From the legend of this Peninsula’s creation, we can learn much about the taro farming that has sustained generations of Hawaiians on this side of the island for centuries. Ancient Hawaiians cultivated many types of taro which was and still is the staple food of the Hawaiian culture. Every part of the plant is edible and taro is now known as a superfood for its rich assortment of nutrients.

In ancient times, taro played a much larger role than just a food source. This plant stood at the economic, political, and spiritual center of Hawaiian agricultural society. Taro grew to mythological status and is a large part of ancient Hawaiian’s creation story.

Ancient Hawaiian History of Ke’anae

Legend has it that a Maui chief ordered the building of Ke’anae peninsula into farmable land. Workers hauled, by hand, soil from the valley above to fill in the entire area.  Just imagine how long it may have taken and how many people were involved.

According to the book “Maui – A History,” author C.E. Speakman tells the story of Captain Cook’s short visit to Maui in 1778. Though he never landed on the island, his ships, the Discovery and the Resolution, spent 2 days off the coast of Kahului trading with the native Hawaiians. When he left, he sailed down the north coast and was approached near Ke’anae by a double-hulled canoe. Aboard the canoe was the then ruler of the big island of Hawai’i, Kalaniopu’u accompanied by his nephew Kamehameha. The young warrior chief Kamehameha spent the night on Cook’s ship off the coast of Ke’anae taking in all the new technologies he saw on board. A few weeks later they would meet again on the shores of Kanaka Bay on the big island. It is but one of the many stories you will learn on our road to Hana tour!

The Church That Survived A Tsunami

Ke’anae’s Old Stone Church, called “Ihi’ihio Iehowa o na Kaua” in Hawaiian, was built in 1856 and is the sole surviving building of the April 1st, 1946 killer tsunami which wiped out the entire village. There was an 8.6 monster earthquake that originated in the Aleutian Islands chain off the coast of Alaska that caused a 100 ft. high devastating tsunami near the epicenter in the Aleutians, but had lost most of their energy and were maxed out at 35 feet by the time they hit the Ke’anae Peninsula.

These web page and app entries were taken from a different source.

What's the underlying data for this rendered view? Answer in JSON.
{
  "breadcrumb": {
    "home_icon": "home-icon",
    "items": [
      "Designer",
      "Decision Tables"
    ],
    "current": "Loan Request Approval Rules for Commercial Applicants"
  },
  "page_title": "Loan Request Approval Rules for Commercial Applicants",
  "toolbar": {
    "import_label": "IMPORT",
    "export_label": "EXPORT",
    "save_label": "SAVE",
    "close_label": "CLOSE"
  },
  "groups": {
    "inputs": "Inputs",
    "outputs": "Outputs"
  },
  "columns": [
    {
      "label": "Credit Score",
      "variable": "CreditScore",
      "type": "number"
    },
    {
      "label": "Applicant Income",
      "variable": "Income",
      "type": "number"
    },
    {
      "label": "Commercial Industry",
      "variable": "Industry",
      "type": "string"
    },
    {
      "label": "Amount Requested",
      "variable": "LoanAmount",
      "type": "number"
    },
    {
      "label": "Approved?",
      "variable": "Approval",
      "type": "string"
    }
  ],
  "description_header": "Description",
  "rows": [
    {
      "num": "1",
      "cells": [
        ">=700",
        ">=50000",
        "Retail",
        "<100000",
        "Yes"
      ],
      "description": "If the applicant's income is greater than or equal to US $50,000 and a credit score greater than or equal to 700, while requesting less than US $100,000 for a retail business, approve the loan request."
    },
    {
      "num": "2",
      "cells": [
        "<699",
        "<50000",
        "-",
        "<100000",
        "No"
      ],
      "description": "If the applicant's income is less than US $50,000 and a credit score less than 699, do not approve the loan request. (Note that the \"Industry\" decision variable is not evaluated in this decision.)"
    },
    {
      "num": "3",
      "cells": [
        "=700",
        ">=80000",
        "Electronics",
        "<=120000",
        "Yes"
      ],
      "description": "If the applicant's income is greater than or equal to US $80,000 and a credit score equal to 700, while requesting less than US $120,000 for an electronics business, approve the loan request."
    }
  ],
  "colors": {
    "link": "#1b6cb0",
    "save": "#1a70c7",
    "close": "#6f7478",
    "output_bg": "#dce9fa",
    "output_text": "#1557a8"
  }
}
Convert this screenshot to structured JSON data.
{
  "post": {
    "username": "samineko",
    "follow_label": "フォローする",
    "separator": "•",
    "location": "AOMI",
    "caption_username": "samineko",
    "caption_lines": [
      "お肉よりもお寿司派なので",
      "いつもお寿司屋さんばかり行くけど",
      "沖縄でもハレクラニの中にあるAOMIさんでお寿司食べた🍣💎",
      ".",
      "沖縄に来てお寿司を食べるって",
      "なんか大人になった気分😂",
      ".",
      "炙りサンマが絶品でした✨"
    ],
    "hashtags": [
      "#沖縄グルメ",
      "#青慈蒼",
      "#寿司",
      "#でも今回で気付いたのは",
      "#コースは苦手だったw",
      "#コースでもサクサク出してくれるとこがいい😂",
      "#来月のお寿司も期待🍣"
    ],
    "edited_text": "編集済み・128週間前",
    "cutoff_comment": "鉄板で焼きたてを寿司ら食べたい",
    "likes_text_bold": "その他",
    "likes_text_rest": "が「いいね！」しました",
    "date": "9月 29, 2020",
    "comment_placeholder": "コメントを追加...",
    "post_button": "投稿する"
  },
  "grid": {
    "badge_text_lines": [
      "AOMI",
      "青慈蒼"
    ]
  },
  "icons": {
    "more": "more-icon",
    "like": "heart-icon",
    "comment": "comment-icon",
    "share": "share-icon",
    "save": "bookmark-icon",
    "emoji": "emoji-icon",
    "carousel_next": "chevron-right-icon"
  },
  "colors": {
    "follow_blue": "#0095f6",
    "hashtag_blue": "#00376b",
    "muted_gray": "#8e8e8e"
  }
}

The 12 meter waves hit Maui hard as they came ashore. Remember, it was 1946 and there wasn’t any such thing as a tsunami warning system in the Pacific at the time, leaving Hawaii completely vulnerable and blind to what was coming. Tragically, there were 20 children and 4 teachers pulled out to sea, a completely devastating loss for such a small village like Ke’anae.

The most positive outcome from this tragedy was the development and implementation of the Pacific Tsunami Warning Center which was, and still is, headquartered on Ewa Beach on Oahu, Hawaii.


Unsure of where you can go? Take a Road To Hana tour and your guide will keep you safe, informed, and entertained.


The peninsula is also home to some of the best banana bread on the island. Sandy’s banana bread has been featured in Bon Appetit magazine and this little stand sells close to 80 loaves a day! Sandy’s also has a tasty selection of sandwiches and other goodies enjoyed by the locals as well as visitors from around the world.